We consider the parallel identical machine sequencing situation without initial schedule. For the situation with identical job processing time, we design a cost allocation rule which gives the Shapley value of the related sequencing game in polynomial time. For the game with identical job weight, we also present a polynomial time procedure to compute the Shapley value.

We consider the

The solution to a sequencing situation must contain a schedule indicating how the processing is carried out, as well as an allocation scheme of the total cost. The two parts are not independent since the schedule decides the total cost to be allocated and the position of each job is an important factor of deciding the cost of the player. Finding an optimal schedule for the parallel machine scheduling problem of minimizing the total weighted completion time is NP-hard even for the two-machine case (see [

Curiel et al. [

Hamers et al. [

However, in some practical situations, a clear initial schedule is not available. Klijn and Sánchez [

The Shapley value is a prominent cost allocation for a cooperative game (see [

The remainder of this paper is organized as follows. Section

A

For the

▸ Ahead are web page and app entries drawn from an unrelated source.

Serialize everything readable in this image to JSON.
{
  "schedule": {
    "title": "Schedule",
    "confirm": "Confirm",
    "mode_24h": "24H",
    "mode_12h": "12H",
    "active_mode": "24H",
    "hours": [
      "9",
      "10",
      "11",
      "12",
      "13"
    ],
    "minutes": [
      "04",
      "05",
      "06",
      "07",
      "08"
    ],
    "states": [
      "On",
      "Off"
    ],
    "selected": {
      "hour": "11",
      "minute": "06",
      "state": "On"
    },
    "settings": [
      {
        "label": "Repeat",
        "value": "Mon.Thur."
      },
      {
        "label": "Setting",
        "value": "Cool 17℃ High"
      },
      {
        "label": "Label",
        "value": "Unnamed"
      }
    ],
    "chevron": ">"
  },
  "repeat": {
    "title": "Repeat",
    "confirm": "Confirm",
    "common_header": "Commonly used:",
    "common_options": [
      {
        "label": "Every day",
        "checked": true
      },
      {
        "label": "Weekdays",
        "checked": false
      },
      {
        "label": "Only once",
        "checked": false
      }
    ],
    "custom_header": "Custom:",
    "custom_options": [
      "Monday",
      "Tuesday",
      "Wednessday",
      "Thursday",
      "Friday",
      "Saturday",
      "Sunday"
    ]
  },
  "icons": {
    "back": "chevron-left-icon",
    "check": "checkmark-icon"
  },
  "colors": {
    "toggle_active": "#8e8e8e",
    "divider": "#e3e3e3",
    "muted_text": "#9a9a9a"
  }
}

The Shapley value can also be characterized by a collection of properties or axioms: efficiency, anonymity, dummy player property, and additivity. Efficiency means the costs taken by the players sum up to the total cost incurred, which is

In general, it is hard to compute the Shapley value according to the definition. We present a cost allocation rule for the

In this section, we focus on the

Next we prove that formula (

For

It is easy to see the schedule generated by the

For

By Lemma

When

The following theorem shows that the rule

For

We prove the theorem by induction on the number of jobs of the

When

Next we suppose that the conclusion holds for the

From Lemma

In this section, we consider the

Let

It is easy to see that, according to the

By Lemma

For

In this paper, we investigate the parallel identical machine sequencing situation without initial schedule. We characterize the Shapley value for two special cases in which the jobs have identical processing time or identical weight. However, it is difficult to compute the Shapley value for the general problem with characteristic function we defined before.

We may study the general problem in the following way: choose a feasible schedule, and reach stable cost allocation under the very schedule. And we can use heuristic algorithms such as genetic algorithm or simulate anneal arithmetic to get a final schedule the players agree to. The procedure of deciding the final schedule and the related cost allocation among the players can be done in succession. With a given schedule we do cost allocation machine by machine, which means players whose jobs are on the same machine share the cost which occurred on the very machine. We can design a genetic algorithm to choose the final schedule among all feasible schedules, and for each feasible schedule its fitness function value is the total cost. The cost allocation on each machine is then just like the classic single machine sequencing game, and a cost allocation for each player can be calculated in polynomial time.

The authors declare that there is no conflict of interests regarding the publication of this paper.

This research is supported by the National Natural Science Foundation of China under Grant no. 11171106.